A Role for Intermediate Filaments in Determining and Maintaining the Shape of Nerve Cells

Brian T. Helfand, Melissa G. Mendez, Jason Pugh, Claude Delsert, Robert D. Goldman

Research output: Contribution to journalArticle

73 Scopus citations

Abstract

To date, the functions of most neural intermediate filament (IF) proteins have remained elusive. Peripherin is a type III intermediate filament (IF) protein that is expressed in developing and in differentiated neurons of the peripheral and enteric nervous systems. It is also the major IF protein expressed in PC12 cells, a widely used model for studies of peripheral neurons. Dramatic increases in peripherin expression have been shown to coincide with the initiation and outgrowth of axons during development and regeneration, suggesting that peripherin plays an important role in axon formation. Recently, small interfering RNAs (siRNA) have provided efficient ways to deplete specific proteins within mammalian cells. In this study, it has been found that peripherin-siRNA depletes peripherin and inhibits the initiation, extension, and maintenance of neurites in PC12 cells. Furthermore, the results of these experiments demonstrate that peripherin IF are critical determinants of the overall shape and architecture of neurons.
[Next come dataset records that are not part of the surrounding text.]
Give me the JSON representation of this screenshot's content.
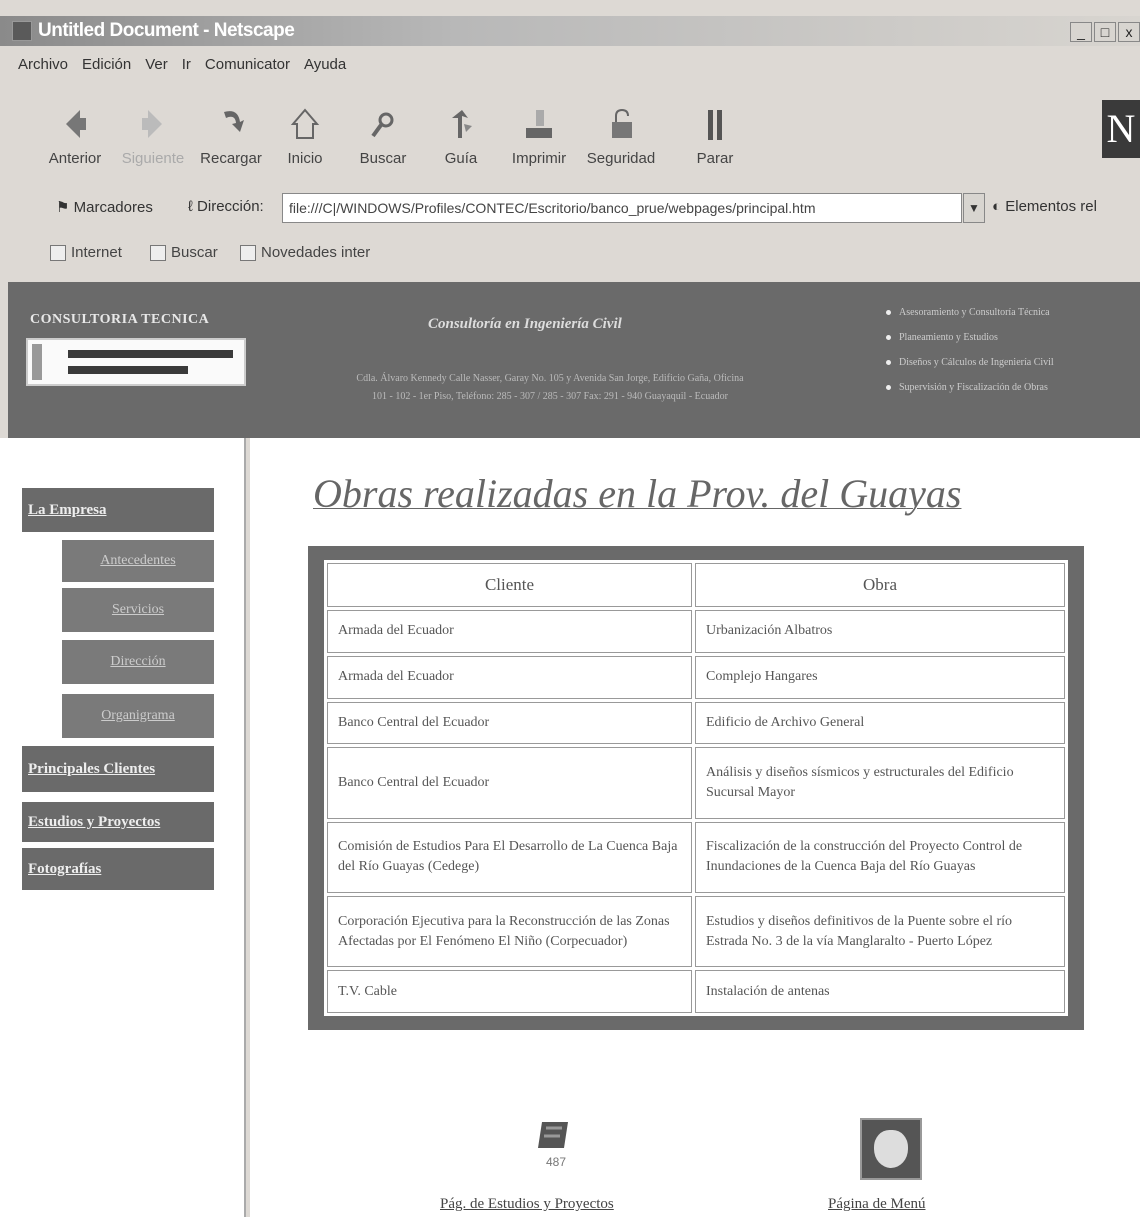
{
  "window": {
    "title": "Untitled Document - Netscape",
    "buttons": [
      "_",
      "□",
      "x"
    ]
  },
  "menu": [
    "Archivo",
    "Edición",
    "Ver",
    "Ir",
    "Comunicator",
    "Ayuda"
  ],
  "toolbar": [
    {
      "label": "Anterior",
      "icon": "back-arrow-icon"
    },
    {
      "label": "Siguiente",
      "icon": "forward-arrow-icon"
    },
    {
      "label": "Recargar",
      "icon": "reload-icon"
    },
    {
      "label": "Inicio",
      "icon": "home-icon"
    },
    {
      "label": "Buscar",
      "icon": "search-icon"
    },
    {
      "label": "Guía",
      "icon": "guide-icon"
    },
    {
      "label": "Imprimir",
      "icon": "print-icon"
    },
    {
      "label": "Seguridad",
      "icon": "lock-icon"
    },
    {
      "label": "Parar",
      "icon": "stop-icon"
    }
  ],
  "location": {
    "bookmarks_label": "Marcadores",
    "address_label": "Dirección:",
    "url": "file:///C|/WINDOWS/Profiles/CONTEC/Escritorio/banco_prue/webpages/principal.htm",
    "related_label": "Elementos rel"
  },
  "personal_toolbar": [
    "Internet",
    "Buscar",
    "Novedades inter"
  ],
  "header": {
    "company": "CONSULTORIA TECNICA",
    "tagline": "Consultoría en Ingeniería Civil",
    "address_line1": "Cdla. Álvaro Kennedy Calle Nasser, Garay No. 105 y Avenida San Jorge, Edificio Gaña, Oficina",
    "address_line2": "101 - 102 - 1er Piso, Teléfono: 285 - 307 / 285 - 307 Fax: 291 - 940 Guayaquil - Ecuador",
    "services": [
      "Asesoramiento y Consultoría Técnica",
      "Planeamiento y Estudios",
      "Diseños y Cálculos de Ingeniería Civil",
      "Supervisión y Fiscalización de Obras"
    ]
  },
  "sidebar": {
    "items": [
      {
        "label": "La Empresa",
        "type": "main"
      },
      {
        "label": "Antecedentes",
        "type": "sub"
      },
      {
        "label": "Servicios",
        "type": "sub"
      },
      {
        "label": "Dirección",
        "type": "sub"
      },
      {
        "label": "Organigrama",
        "type": "sub"
      },
      {
        "label": "Principales Clientes",
        "type": "main"
      },
      {
        "label": "Estudios y Proyectos",
        "type": "main"
      },
      {
        "label": "Fotografías",
        "type": "main"
      }
    ]
  },
  "page": {
    "title": "Obras realizadas en la Prov. del Guayas",
    "table": {
      "headers": [
        "Cliente",
        "Obra"
      ],
      "rows": [
        [
          "Armada del Ecuador",
          "Urbanización Albatros"
        ],
        [
          "Armada del Ecuador",
          "Complejo Hangares"
        ],
        [
          "Banco Central del Ecuador",
          "Edificio de Archivo General"
        ],
        [
          "Banco Central del Ecuador",
          "Análisis y diseños sísmicos y estructurales del Edificio Sucursal Mayor"
        ],
        [
          "Comisión de Estudios Para El Desarrollo de La Cuenca Baja del Río Guayas (Cedege)",
          "Fiscalización de la construcción del Proyecto Control de Inundaciones de la Cuenca Baja del Río Guayas"
        ],
        [
          "Corporación Ejecutiva para la Reconstrucción de las Zonas Afectadas por El Fenómeno El Niño (Corpecuador)",
          "Estudios y diseños definitivos de la Puente sobre el río Estrada No. 3 de la vía Manglaralto - Puerto López"
        ],
        [
          "T.V. Cable",
          "Instalación de antenas"
        ]
      ]
    },
    "footer_links": [
      {
        "label": "Pág. de Estudios y Proyectos",
        "icon": "projects-icon"
      },
      {
        "label": "Página de Menú",
        "icon": "menu-icon"
      }
    ]
  }
}
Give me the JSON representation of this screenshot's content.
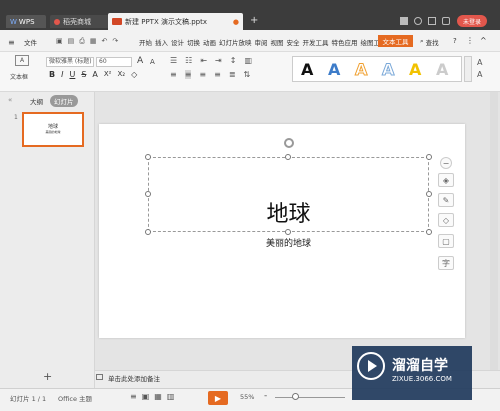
{
  "titlebar": {
    "tabs": [
      {
        "label": "WPS"
      },
      {
        "label": "稻壳商城"
      },
      {
        "label": "新建 PPTX 演示文稿.pptx"
      }
    ],
    "add_tab": "+",
    "unlogged": "未登录"
  },
  "menubar": {
    "file": "文件",
    "items": [
      "开始",
      "插入",
      "设计",
      "切换",
      "动画",
      "幻灯片放映",
      "审阅",
      "视图",
      "安全",
      "开发工具",
      "特色应用",
      "绘图工具",
      "文本工具"
    ],
    "search": "查找",
    "help": "?"
  },
  "ribbon": {
    "textbox_label": "文本框",
    "font_name": "微软雅黑 (标题)",
    "font_size": "60",
    "bold": "B",
    "italic": "I",
    "underline": "U",
    "strike": "S",
    "font_grow": "A",
    "font_shrink": "A",
    "style_letters": [
      "A",
      "A",
      "A",
      "A",
      "A",
      "A"
    ],
    "style_colors": [
      "#111111",
      "#3d7cc9",
      "#f0a030",
      "#7aa8d8",
      "#f2c200",
      "#cccccc"
    ]
  },
  "left_panel": {
    "tabs": [
      "大纲",
      "幻灯片"
    ],
    "slide_number": "1",
    "add_slide": "+"
  },
  "slide": {
    "title": "地球",
    "subtitle": "美丽的地球"
  },
  "notes": {
    "placeholder": "单击此处添加备注"
  },
  "statusbar": {
    "slide_info": "幻灯片 1 / 1",
    "theme": "Office 主题",
    "zoom": "55%",
    "zoom_minus": "-",
    "zoom_plus": "+"
  },
  "watermark": {
    "brand": "溜溜自学",
    "url": "ZIXUE.3066.COM"
  }
}
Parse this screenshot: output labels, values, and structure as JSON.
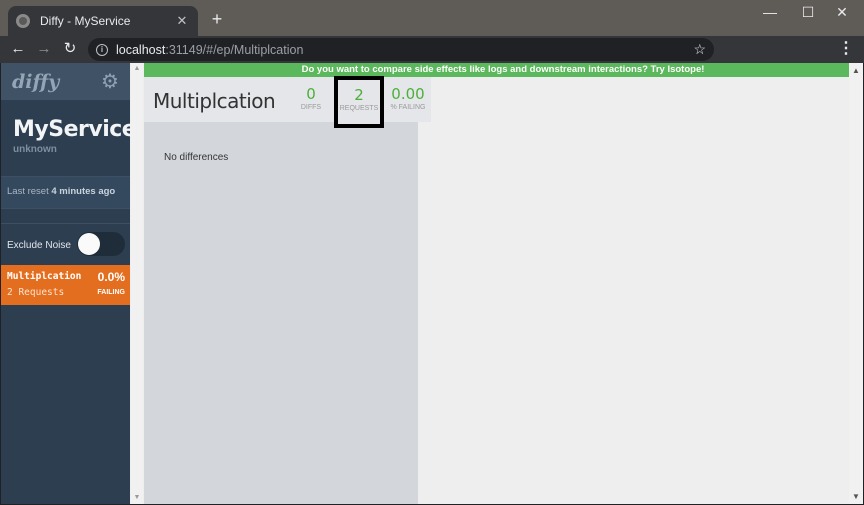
{
  "browser": {
    "tab_title": "Diffy - MyService",
    "url_host": "localhost",
    "url_rest": ":31149/#/ep/Multiplcation"
  },
  "sidebar": {
    "logo": "diffy",
    "service_name": "MyService",
    "service_env": "unknown",
    "reset_prefix": "Last reset",
    "reset_value": "4 minutes ago",
    "exclude_noise_label": "Exclude Noise",
    "exclude_noise_on": false,
    "endpoints": [
      {
        "name": "Multiplcation",
        "requests": "2 Requests",
        "pct": "0.0%",
        "failing_label": "FAILING"
      }
    ]
  },
  "main": {
    "banner": "Do you want to compare side effects like logs and downstream interactions? Try Isotope!",
    "endpoint_title": "Multiplcation",
    "stats": {
      "diffs_value": "0",
      "diffs_label": "DIFFS",
      "requests_value": "2",
      "requests_label": "REQUESTS",
      "failing_value": "0.00",
      "failing_label": "% FAILING"
    },
    "no_differences": "No differences"
  },
  "colors": {
    "sidebar_bg": "#2c3e50",
    "endpoint_active": "#e46e1f",
    "banner": "#5cb85c",
    "stat_number": "#4caf3a"
  }
}
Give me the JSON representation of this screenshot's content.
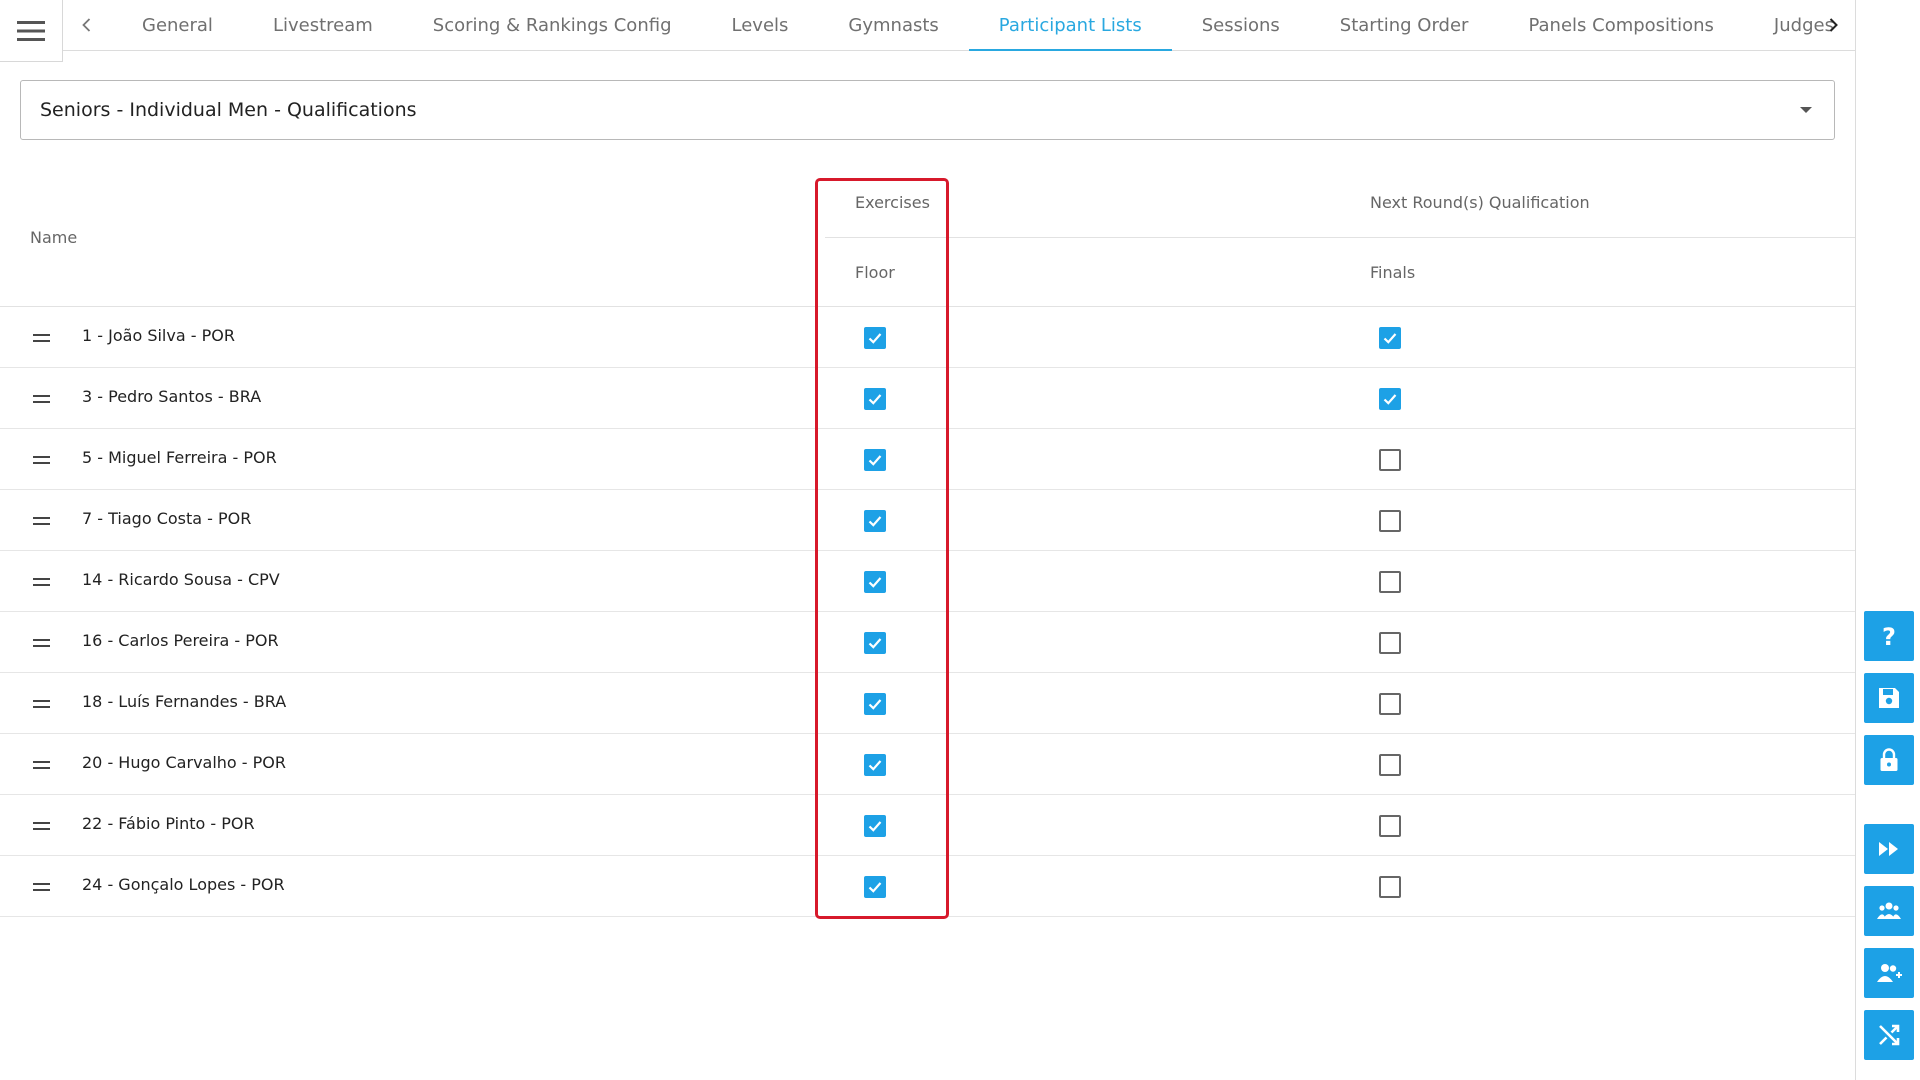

Original languageEnglish (US)
Pages (from-to)5069-5081
Number of pages13
JournalMolecular Biology of the Cell
Volume14
Issue number12
DOIs
StatePublished - Dec 1 2003

    Fingerprint

ASJC Scopus subject areas

  • Molecular Biology
  • Cell Biology

Cite this